Dusty's story as it appeared in the October 2020 newsletter. The story starts about five years ago when a phone friendship started with the owner of Dusty and Scooter. Our love for equines was shared, and a concern was expressed by the owners as to the safety of their beloved horses when they died. In their Last Will and Testament, a generous offer was made to HPS to take the horses and care for them.. Over the years, the owners’ health deteriorated and they were not as able to care for the horses as they were in the past. I mentioned that we would help and take the horse at the present time if that would be something they wanted us to do. It got emotional for both of us and arrangements were made to send the two beloved babies to HPS.
How odd it is to have two well-cared-for beautiful healthy horses come to the sanctuary! The folks here have fallen for them the first couple of days. The horses are happy for the attention and they are getting introduced to the herd over the stall wall and the fence. Heavenly is in love with Dusty or maybe it is because she is in season. Heavenly took down part of the fence to join Dusty and the other two horses. (Another horse that is NOT going to make a jumper.)
Dusty is a gentle dark sorrel Morgan-Quarter horse cross, gelding, and 18 years old. Just as pretty as they come and a great personality. Scooter is a Quarter Horse with some hoof issues in the front and is wearing shoes to aid recovery. She has a crack in the hoof that extends to the coronary band, (top of the hoof.) She was purchased to be a pasture mate for Dusty. She is 17 years old and a pretty sorrel mare.

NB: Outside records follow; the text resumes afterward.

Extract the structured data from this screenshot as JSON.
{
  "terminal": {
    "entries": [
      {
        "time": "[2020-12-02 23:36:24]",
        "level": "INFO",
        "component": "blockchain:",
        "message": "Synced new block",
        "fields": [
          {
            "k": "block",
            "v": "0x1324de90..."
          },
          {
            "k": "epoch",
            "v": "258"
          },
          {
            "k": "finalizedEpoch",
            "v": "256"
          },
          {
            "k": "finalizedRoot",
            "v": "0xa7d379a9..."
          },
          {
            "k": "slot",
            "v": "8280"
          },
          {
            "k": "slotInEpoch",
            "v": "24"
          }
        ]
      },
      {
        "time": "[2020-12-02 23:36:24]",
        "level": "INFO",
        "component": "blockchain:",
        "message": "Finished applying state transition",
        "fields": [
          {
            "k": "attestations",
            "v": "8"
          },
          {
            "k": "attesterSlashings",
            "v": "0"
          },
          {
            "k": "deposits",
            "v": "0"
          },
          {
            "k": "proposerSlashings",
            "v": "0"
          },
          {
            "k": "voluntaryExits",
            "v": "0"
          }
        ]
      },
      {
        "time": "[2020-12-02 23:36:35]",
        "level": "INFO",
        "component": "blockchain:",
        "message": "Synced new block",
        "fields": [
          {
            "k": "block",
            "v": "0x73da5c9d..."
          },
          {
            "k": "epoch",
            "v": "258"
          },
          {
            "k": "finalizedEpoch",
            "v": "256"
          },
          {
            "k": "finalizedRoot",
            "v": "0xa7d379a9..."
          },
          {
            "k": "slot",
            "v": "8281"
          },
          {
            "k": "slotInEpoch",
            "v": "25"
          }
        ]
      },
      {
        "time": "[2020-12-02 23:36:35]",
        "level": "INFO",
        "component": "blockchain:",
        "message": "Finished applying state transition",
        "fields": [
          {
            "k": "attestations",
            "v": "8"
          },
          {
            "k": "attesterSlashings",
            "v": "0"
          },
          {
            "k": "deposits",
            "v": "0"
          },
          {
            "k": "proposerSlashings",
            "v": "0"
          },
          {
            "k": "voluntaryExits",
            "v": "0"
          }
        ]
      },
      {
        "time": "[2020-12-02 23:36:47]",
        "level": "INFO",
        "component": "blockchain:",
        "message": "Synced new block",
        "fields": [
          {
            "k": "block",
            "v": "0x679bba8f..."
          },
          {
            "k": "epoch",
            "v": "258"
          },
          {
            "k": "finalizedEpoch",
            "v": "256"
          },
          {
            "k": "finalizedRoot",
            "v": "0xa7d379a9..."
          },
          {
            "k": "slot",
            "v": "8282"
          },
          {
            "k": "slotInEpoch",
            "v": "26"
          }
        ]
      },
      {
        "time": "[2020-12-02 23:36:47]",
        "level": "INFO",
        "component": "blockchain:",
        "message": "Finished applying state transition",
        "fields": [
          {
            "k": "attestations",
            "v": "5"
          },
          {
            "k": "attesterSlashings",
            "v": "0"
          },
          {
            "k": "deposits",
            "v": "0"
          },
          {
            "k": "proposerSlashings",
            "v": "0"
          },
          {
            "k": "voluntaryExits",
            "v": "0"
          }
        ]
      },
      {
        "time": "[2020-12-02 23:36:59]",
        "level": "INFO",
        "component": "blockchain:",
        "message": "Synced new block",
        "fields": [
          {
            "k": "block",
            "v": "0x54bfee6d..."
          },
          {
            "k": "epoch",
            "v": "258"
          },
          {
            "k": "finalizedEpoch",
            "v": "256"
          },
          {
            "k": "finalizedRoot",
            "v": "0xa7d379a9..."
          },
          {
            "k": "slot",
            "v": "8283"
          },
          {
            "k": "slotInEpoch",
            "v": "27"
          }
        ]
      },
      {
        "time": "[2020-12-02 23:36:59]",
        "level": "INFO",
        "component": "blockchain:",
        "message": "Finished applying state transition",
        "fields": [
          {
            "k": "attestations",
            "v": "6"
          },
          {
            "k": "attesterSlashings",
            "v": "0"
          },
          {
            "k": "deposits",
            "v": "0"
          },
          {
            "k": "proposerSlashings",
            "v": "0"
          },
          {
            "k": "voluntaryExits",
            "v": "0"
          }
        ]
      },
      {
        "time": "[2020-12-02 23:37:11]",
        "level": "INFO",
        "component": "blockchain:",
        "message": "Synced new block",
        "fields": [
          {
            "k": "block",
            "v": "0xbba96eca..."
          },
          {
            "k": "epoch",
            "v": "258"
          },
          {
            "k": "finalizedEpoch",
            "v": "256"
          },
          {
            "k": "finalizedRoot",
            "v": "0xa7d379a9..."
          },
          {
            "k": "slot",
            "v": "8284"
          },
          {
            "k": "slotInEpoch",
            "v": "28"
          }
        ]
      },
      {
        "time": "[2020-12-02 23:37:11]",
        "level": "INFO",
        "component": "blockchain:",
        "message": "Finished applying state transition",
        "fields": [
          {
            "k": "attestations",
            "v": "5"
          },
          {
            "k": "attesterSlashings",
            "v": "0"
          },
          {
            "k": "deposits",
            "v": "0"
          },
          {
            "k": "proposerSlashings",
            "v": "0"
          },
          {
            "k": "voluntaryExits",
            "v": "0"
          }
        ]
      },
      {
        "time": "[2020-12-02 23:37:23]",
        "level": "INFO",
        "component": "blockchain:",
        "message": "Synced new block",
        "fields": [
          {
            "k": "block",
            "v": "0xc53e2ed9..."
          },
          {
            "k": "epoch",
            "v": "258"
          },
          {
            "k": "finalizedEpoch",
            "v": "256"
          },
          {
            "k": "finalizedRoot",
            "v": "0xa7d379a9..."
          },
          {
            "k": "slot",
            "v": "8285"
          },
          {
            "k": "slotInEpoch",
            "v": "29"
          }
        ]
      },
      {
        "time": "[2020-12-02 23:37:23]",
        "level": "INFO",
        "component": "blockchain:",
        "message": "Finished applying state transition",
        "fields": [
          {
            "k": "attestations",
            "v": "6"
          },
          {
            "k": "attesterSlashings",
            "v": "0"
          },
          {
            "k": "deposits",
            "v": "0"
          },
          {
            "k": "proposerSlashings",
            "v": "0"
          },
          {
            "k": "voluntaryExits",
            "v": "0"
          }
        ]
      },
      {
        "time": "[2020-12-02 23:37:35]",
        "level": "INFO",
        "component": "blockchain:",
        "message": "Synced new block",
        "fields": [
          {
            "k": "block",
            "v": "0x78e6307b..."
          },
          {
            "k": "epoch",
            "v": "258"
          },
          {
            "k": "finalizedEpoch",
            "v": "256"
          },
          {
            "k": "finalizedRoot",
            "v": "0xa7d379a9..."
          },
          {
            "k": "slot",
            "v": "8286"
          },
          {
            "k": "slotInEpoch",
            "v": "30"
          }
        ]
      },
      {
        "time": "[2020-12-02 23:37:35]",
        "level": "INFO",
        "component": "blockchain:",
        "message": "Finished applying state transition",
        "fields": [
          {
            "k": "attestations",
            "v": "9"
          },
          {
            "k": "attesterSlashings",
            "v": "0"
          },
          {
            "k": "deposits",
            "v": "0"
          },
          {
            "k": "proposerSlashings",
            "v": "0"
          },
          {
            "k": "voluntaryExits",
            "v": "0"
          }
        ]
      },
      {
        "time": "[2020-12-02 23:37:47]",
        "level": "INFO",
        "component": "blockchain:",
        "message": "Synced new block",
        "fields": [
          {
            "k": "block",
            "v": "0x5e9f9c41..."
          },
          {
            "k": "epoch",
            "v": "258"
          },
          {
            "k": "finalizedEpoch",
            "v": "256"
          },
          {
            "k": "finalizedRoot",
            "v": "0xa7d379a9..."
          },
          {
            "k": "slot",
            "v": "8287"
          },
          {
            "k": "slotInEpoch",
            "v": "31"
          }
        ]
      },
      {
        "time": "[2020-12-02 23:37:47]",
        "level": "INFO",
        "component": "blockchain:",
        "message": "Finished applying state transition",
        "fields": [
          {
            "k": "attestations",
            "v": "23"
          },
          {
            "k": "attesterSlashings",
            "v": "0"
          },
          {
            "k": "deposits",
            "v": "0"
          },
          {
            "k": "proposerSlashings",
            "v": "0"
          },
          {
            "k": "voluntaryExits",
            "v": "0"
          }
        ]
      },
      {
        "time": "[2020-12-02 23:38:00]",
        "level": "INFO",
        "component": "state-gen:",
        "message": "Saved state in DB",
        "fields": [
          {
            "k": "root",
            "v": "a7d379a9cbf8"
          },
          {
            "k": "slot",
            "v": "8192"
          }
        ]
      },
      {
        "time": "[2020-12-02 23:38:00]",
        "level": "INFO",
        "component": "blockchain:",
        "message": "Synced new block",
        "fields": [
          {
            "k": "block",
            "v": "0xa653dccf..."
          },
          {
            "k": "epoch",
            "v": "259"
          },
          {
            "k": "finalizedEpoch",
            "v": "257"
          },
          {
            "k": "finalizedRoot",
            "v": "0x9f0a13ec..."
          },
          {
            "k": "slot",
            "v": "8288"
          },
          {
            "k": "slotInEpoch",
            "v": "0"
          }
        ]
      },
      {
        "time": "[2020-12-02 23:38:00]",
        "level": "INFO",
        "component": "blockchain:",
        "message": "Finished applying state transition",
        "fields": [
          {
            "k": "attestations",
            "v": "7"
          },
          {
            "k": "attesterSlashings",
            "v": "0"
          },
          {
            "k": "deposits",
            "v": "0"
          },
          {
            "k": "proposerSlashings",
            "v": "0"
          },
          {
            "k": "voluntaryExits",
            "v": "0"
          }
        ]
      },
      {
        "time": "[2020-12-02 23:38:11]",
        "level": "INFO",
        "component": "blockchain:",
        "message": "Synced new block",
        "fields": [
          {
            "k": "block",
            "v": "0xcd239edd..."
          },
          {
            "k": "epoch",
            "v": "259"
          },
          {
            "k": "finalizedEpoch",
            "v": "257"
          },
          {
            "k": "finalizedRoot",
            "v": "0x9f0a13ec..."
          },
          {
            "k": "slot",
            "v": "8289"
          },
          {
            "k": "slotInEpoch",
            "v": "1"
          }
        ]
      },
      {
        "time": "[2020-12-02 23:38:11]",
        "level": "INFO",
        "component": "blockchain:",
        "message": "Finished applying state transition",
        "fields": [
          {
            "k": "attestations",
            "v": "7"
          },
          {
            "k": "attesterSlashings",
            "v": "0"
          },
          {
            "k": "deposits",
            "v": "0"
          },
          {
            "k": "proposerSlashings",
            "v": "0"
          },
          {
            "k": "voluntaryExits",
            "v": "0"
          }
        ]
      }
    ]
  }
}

These two arrived in royal fashion. It had to be the most incredible rig to ever arrive at the rescue. They arrived with all of the accoutrements, and feed, and supplements. It will take a while to sort through everything. Also included were 110 bales of hay, which was unloaded and put in the two covered hay feeders. That was late on Saturday afternoon and by Wednesday the horses had eaten all but about 10 bales. Hay was on its way to refill the feeders.